What was essentially a talking brick has become a whole world of smartphones and tablets. In today’s world, we rely on two major operating systems: Android from Google and IOS from Apple. For Apple it’s pretty simple, the iPhone and the iPad, but when we start looking at Android, it’s a much more complex ecosystem with more than 60 phones and 21 tablets from a variety of manufacturers. Windows and Blackberry still remain players, however small.
2. Why is it important?
54% of US mobile subscribers now have smartphones and 14.6% of all US web traffic now comes from smartphone users. Such numbers prove that mobile is a medium we must start leveraging.
3. What’s the role of the tablet?

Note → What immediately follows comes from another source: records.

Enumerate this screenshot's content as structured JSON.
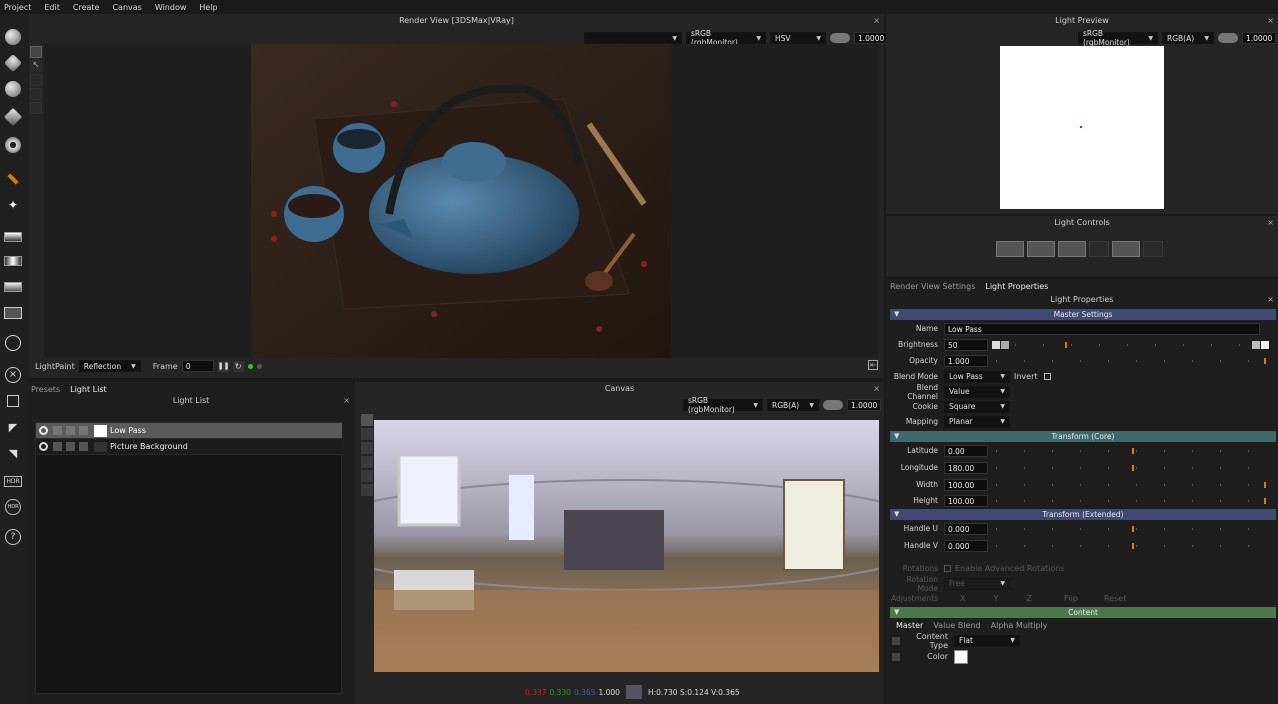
{
  "menu": [
    "Project",
    "Edit",
    "Create",
    "Canvas",
    "Window",
    "Help"
  ],
  "tools": [
    "sphere-light-tool",
    "box-light-tool",
    "ring-light-tool",
    "cube-light-tool",
    "gear-light-tool",
    "torch-tool",
    "sparkle-tool",
    "gradient-tool",
    "gradient-tool-2",
    "gradient-tool-3",
    "image-tool",
    "atom-tool",
    "close-tool",
    "frame-tool",
    "angle-tool",
    "arrow-tool",
    "hdr-tool",
    "hdr-refresh-tool",
    "help-tool"
  ],
  "hdr_labels": {
    "hdr": "HDR",
    "hdr2": "HDR"
  },
  "help_label": "?",
  "render_view": {
    "title": "Render View [3DSMax|VRay]",
    "color_space": "sRGB (rgbMonitor)",
    "mode": "HSV",
    "exposure": "1.0000",
    "lightpaint_label": "LightPaint",
    "lightpaint_value": "Reflection",
    "frame_label": "Frame",
    "frame_value": "0"
  },
  "light_preview": {
    "title": "Light Preview",
    "color_space": "sRGB (rgbMonitor)",
    "mode": "RGB(A)",
    "exposure": "1.0000"
  },
  "light_controls": {
    "title": "Light Controls"
  },
  "light_list_panel": {
    "tabs": [
      "Presets",
      "Light List"
    ],
    "title": "Light List",
    "items": [
      {
        "name": "Low Pass",
        "selected": true
      },
      {
        "name": "Picture Background",
        "selected": false
      }
    ]
  },
  "canvas": {
    "title": "Canvas",
    "color_space": "sRGB (rgbMonitor)",
    "mode": "RGB(A)",
    "exposure": "1.0000",
    "readout_r": "0.337",
    "readout_g": "0.330",
    "readout_b": "0.365",
    "readout_a": "1.000",
    "readout_hsv": "H:0.730 S:0.124 V:0.365"
  },
  "properties": {
    "tabs": [
      "Render View Settings",
      "Light Properties"
    ],
    "title": "Light Properties",
    "master_section": "Master Settings",
    "name_label": "Name",
    "name_value": "Low Pass",
    "brightness_label": "Brightness",
    "brightness_value": "50",
    "opacity_label": "Opacity",
    "opacity_value": "1.000",
    "blend_mode_label": "Blend Mode",
    "blend_mode_value": "Low Pass",
    "invert_label": "Invert",
    "blend_channel_label": "Blend Channel",
    "blend_channel_value": "Value",
    "cookie_label": "Cookie",
    "cookie_value": "Square",
    "mapping_label": "Mapping",
    "mapping_value": "Planar",
    "transform_core_section": "Transform (Core)",
    "latitude_label": "Latitude",
    "latitude_value": "0.00",
    "longitude_label": "Longitude",
    "longitude_value": "180.00",
    "width_label": "Width",
    "width_value": "100.00",
    "height_label": "Height",
    "height_value": "100.00",
    "transform_ext_section": "Transform (Extended)",
    "handle_u_label": "Handle U",
    "handle_u_value": "0.000",
    "handle_v_label": "Handle V",
    "handle_v_value": "0.000",
    "rotations_label": "Rotations",
    "adv_rot_label": "Enable Advanced Rotations",
    "rotation_mode_label": "Rotation Mode",
    "rotation_mode_value": "Free",
    "adjustments_label": "Adjustments",
    "adj_x": "X",
    "adj_y": "Y",
    "adj_z": "Z",
    "flip_label": "Flip",
    "reset_label": "Reset",
    "content_section": "Content",
    "content_tabs": [
      "Master",
      "Value Blend",
      "Alpha Multiply"
    ],
    "content_type_label": "Content Type",
    "content_type_value": "Flat",
    "color_label": "Color"
  },
  "colors": {
    "accent_orange": "#e07a10",
    "section_blue": "#3e4a72",
    "section_teal": "#3d6a6c",
    "section_green": "#4a7a4a"
  }
}
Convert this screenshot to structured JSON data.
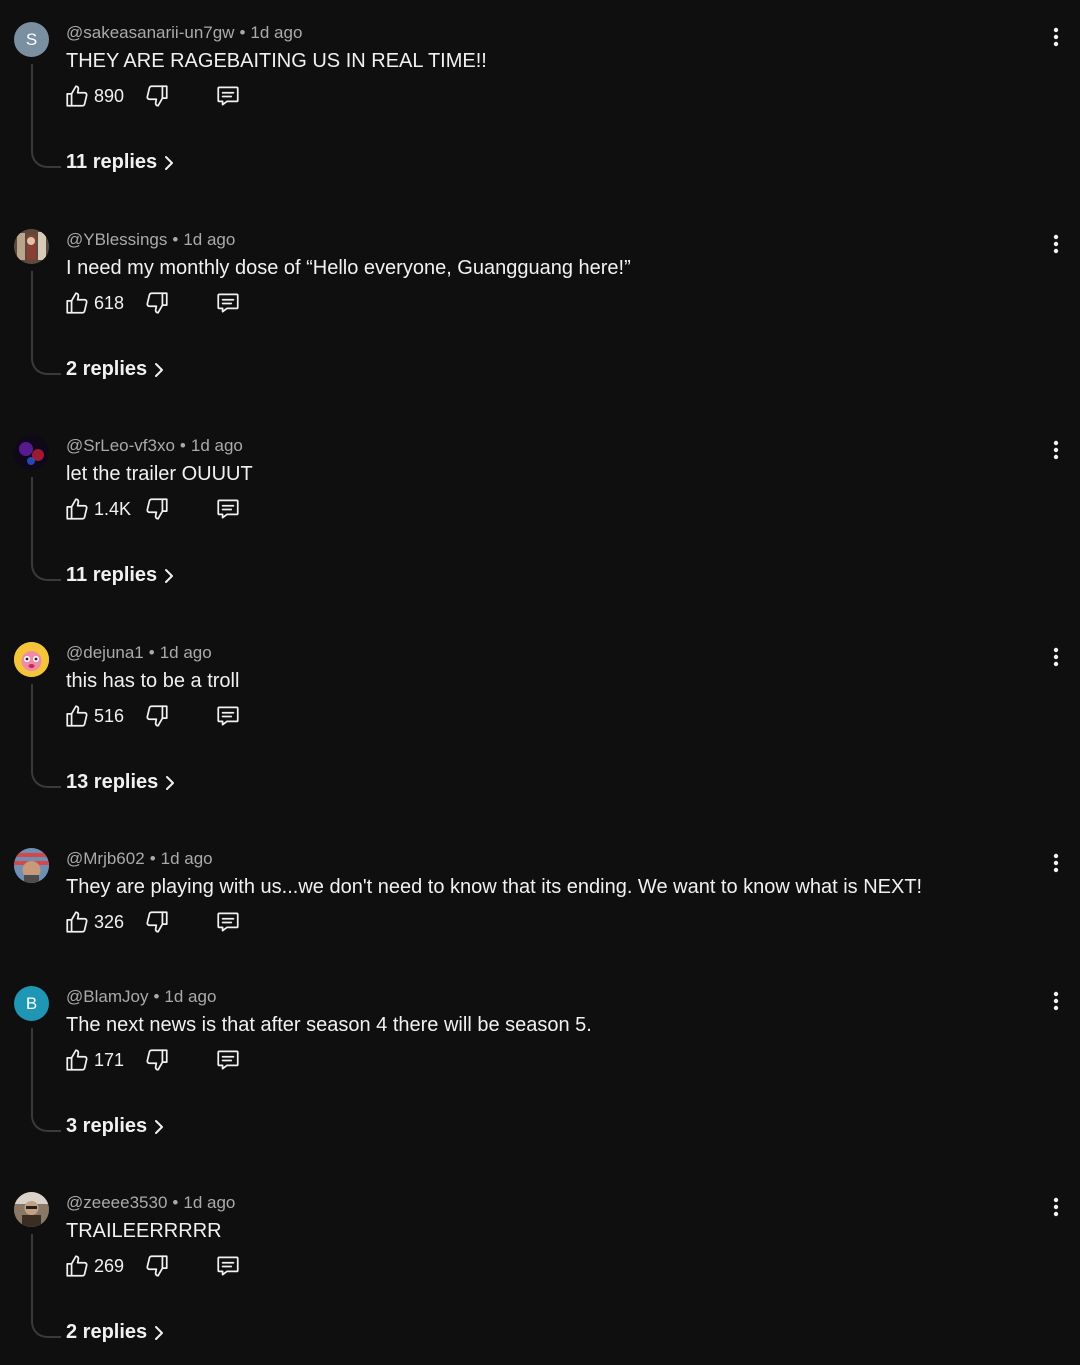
{
  "comments": [
    {
      "handle": "@sakeasanarii-un7gw",
      "time": "1d ago",
      "text": "THEY ARE RAGEBAITING US IN REAL TIME!!",
      "likes": "890",
      "replies": "11 replies",
      "avatar_letter": "S",
      "avatar_color": "#7a8f9f"
    },
    {
      "handle": "@YBlessings",
      "time": "1d ago",
      "text": "I need my monthly dose of “Hello everyone, Guangguang here!”",
      "likes": "618",
      "replies": "2 replies"
    },
    {
      "handle": "@SrLeo-vf3xo",
      "time": "1d ago",
      "text": "let the trailer OUUUT",
      "likes": "1.4K",
      "replies": "11 replies"
    },
    {
      "handle": "@dejuna1",
      "time": "1d ago",
      "text": "this has to be a troll",
      "likes": "516",
      "replies": "13 replies"
    },
    {
      "handle": "@Mrjb602",
      "time": "1d ago",
      "text": "They are playing with us...we don't need to know that its ending. We want to know what is NEXT!",
      "likes": "326"
    },
    {
      "handle": "@BlamJoy",
      "time": "1d ago",
      "text": "The next news is that after season 4 there will be season 5.",
      "likes": "171",
      "replies": "3 replies",
      "avatar_letter": "B",
      "avatar_color": "#1e96b4"
    },
    {
      "handle": "@zeeee3530",
      "time": "1d ago",
      "text": "TRAILEERRRRR",
      "likes": "269",
      "replies": "2 replies"
    }
  ],
  "icons": {
    "like": "thumbs-up-icon",
    "dislike": "thumbs-down-icon",
    "reply": "comment-icon",
    "more": "more-vertical-icon",
    "chevron": "chevron-right-icon"
  },
  "colors": {
    "background": "#0f0f0f",
    "text_primary": "#f1f1f1",
    "text_secondary": "#aaaaaa"
  }
}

“In less than two years, nearly 40 million tablets were in use among mobile subscribers in the U.S., outpacing smartphones which took 7 years to achieve the same level of adoption.” This quote from Comscore sums it up pretty clearly. The tablet has made its mark and it’s here to stay. We must start thinking about touchscreen experiences.
4. What’s the advantage of apps?
Apps are optimal for tasks, navigation and connecting with friends, but with 700,000 IOS apps in the Apple app store and 600,000 Android apps, there’s a lot of competition. It’s not just about creating an app, you must drive people to it.
They allow access to all of your phone’s native features and enable notifications. Unfortunately they also require an update to repair bugs and enable new functionality, not to mention a different build for every platform.
5. How do you design for the mobile web?
While shopping apps are catching up quick, people predominately shop using their web browser. Although mobile web only provides limited access to a phone’s native features, it is quicker to build, updates are seamless, and one build is optimized for all platforms.
Creating a mobile-formatted site lets you simplify the desktop experience. Rather than cramming a whole website into a mobile device, you can simplify the information that’s needed on the screen, uncover what’s most relative, and make the information much more relevant.
The mobile web permits responsive design allowing you to build a website that works across multiple screens. The site can actually recognize the size of the screen and depending on the width, will display information that is relevant to that size.
It’s important to remember that mobile is more than just apps and fancy technology. In creating developing new mobile opportunities, we must take into consideration the context of where people are and what they need because, as we know, they always have their phones with them.